#icare: Turning Social Movement into Social Action
On Wednesday, 13th January, the organizers of the Women's Six Nations tournament made the announcement that instead of running alongside the men's tournament as scheduled, the women's games would be postponed to an as-yet to be determined date, "later this spring or early summer". The women's tournament was cited as being more difficult to deliver safely amid the Covid pandemic than the men's, due to the fact many of the women's team are not full time professionally employed by either their clubs or countries, and have day jobs that they must return to. The press release did not offer information on testing protocols for the women's game in the participating countries, or if those testing protocols differ from that of their male counterparts.
This is, of course, disappointing news to many women's rugby fans, though for most not entirely surprising, given the recent wave of infections with the new strain of Covid-19. Whilst it does highlight again the gap between the men's and women's game, the postponement of the women's Six Nations could offer some potential advantages. The Guinness deal with the men's tournament doesn't extend to the women's, leaving a gap -and time- for a title sponsor to get involved and step up to a huge marketing opportunity. The staggering of tournaments also allows there to be no scheduling conflicts as there have been in the past, which previously forced fans to choose between watching a men's game or a women's game. That same comflict can afflict broadcasters as well, who now would not have to make a decision on which game to air or stream- now, they can simply broadcast them all, and properly announce and market each. There's also a hope that this delay mean's the women's games would not be relocated to second choice locations (as the men's games would have been played at the first choice stadiums concurrently), and could also benefit by being some of the first rugby games played that spectators could be allowed to attend, further increasing spectator appeal. Of course, all of these benefits hinge completely on actions being taken in this time to fully capitalize on the opportunity of staggered tournaments offers the women's game- and we can all help make that happen by making our voices heard. But before we go there- let's start at the beginning.
Sky Sports published a very neutral and professional post on Instagram announcing the postponement. It didn't take long for comment after comment to pop up below the post, from what seemed to be male followers, spouting negativity and general discontent that anything about women's sport had been reported on. The comments were quick, defensive, and numerous. It was a little shocking to see, even though in some ways it shouldn't have been- female rugby players, and female athletes in general, are more than used to online trolling, bullying, and general disrespect to their sporting careers on the basis of their gender alone. One only has to look back only a few months to the Ireland Jersey scandal and the #Iamenough movement to see that truth play out in recent history. That doesn't make it okay, of course- far from it- but it sadly doesn't make it abnormal.
When reading these comments, we did see a glimmer of hope- replies countering the negativity, and plenty of them. Many of the replies, especially to the comments that were in the vein of "who cares" or "no one cares" garnered messages from people who simply said "I care". It got us thinking- there are SO many of us that care about women's rugby. What if we ALL said something? These negative bullying comments bely a wider attitude that is destructive and restrictive to our sport in so many ways, and the narrative that female sport is unpopular is just factually incorrect. So what if everyone who cared piped up, and said something- in a measurable way, that quantifiably demonstrated the size of this market?

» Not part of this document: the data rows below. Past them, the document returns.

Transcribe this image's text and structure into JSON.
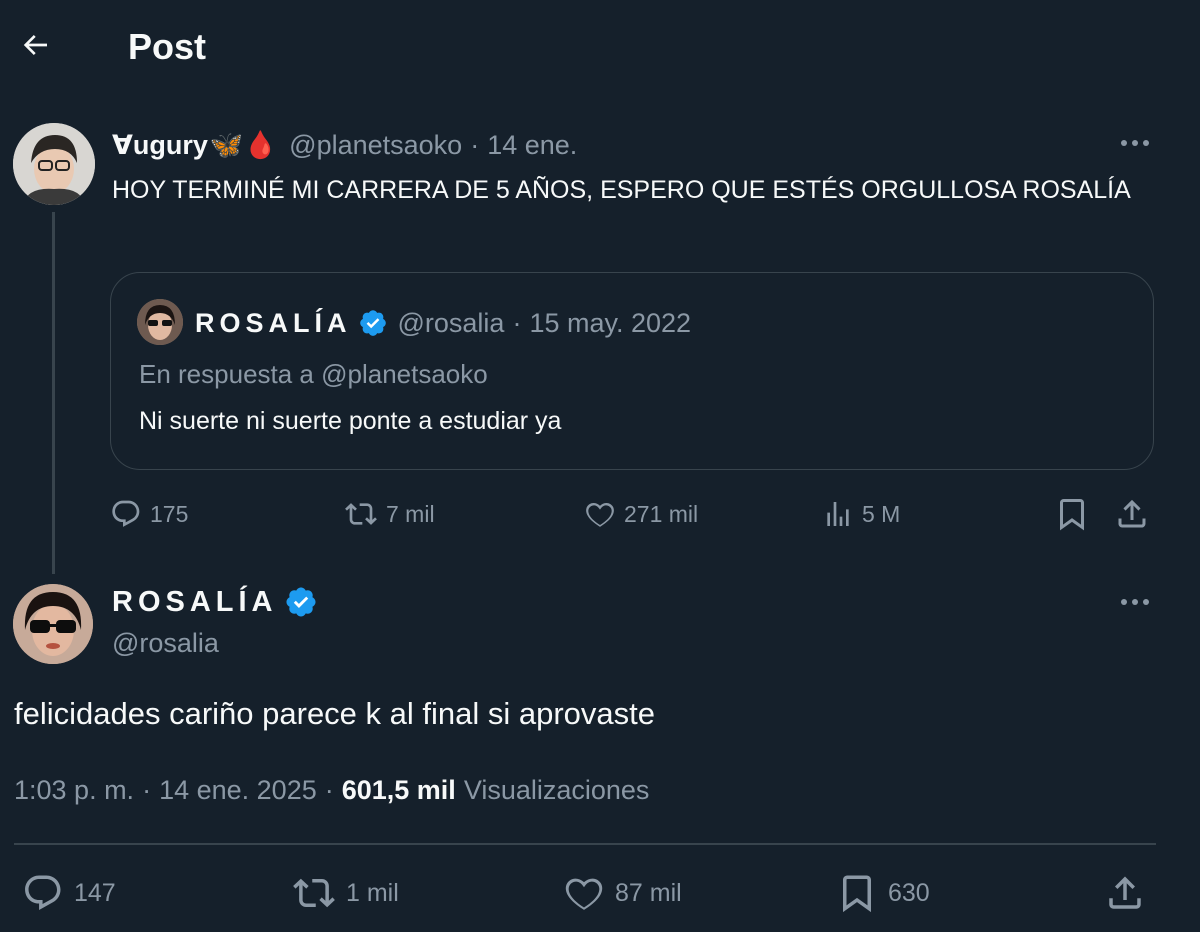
{
  "header": {
    "title": "Post"
  },
  "parent_post": {
    "display_name": "Ɐugury",
    "emoji": "🦋🩸",
    "handle": "@planetsaoko",
    "separator": "·",
    "date": "14 ene.",
    "text": "HOY TERMINÉ MI CARRERA DE 5 AÑOS, ESPERO QUE ESTÉS ORGULLOSA ROSALÍA",
    "quote": {
      "display_name": "ROSALÍA",
      "handle": "@rosalia",
      "separator": "·",
      "date": "15 may. 2022",
      "reply_to": "En respuesta a @planetsaoko",
      "text": "Ni suerte ni suerte ponte a estudiar ya"
    },
    "actions": {
      "replies": "175",
      "reposts": "7 mil",
      "likes": "271 mil",
      "views": "5 M"
    }
  },
  "main_post": {
    "display_name": "ROSALÍA",
    "handle": "@rosalia",
    "text": "felicidades cariño parece k al final si aprovaste",
    "time": "1:03 p. m.",
    "separator": "·",
    "date": "14 ene. 2025",
    "views_count": "601,5 mil",
    "views_label": "Visualizaciones",
    "actions": {
      "replies": "147",
      "reposts": "1 mil",
      "likes": "87 mil",
      "bookmarks": "630"
    }
  },
  "colors": {
    "background": "#15202b",
    "text": "#f7f9f9",
    "muted": "#8b98a5",
    "border": "#38444d",
    "verified": "#1d9bf0"
  }
}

With that, the #icare movement was born. Within hours, the hashtag had been picked up and shared by a wide range of players, across dozens of countries. Since then, some of the biggest names in our sport, both female and male, have lent their voices to the cause, and it's been picked up by news outlets across the UK. So many of you have reached out and gotten involved, and there are hundreds of conversations happening across the world as a result. THANK YOU. This is the power of social media, and of the women's rugby community- we can come together and be heard in a real way.
The #icare movement is growing- and we hope to keep the momentum going., because leading into this Six Nations tournament, and later on in the year as we approach the World Cup, there's just too much opportunity for the women's game for us NOT to. The amount of advantage we could play here is truly immense, and we are going to be rolling out community initiatives over the coming weeks to ensure we can all do our part as global members of this truly gigantic wrugby community to see those advantages get maximum meters past the gain line.
See what we did there? Thought you'd like it.
Thank you, wrugby. You're all why we care. Keep #icare going, keep having those conversations that result from it, and stay tuned for the next steps.
With you, always.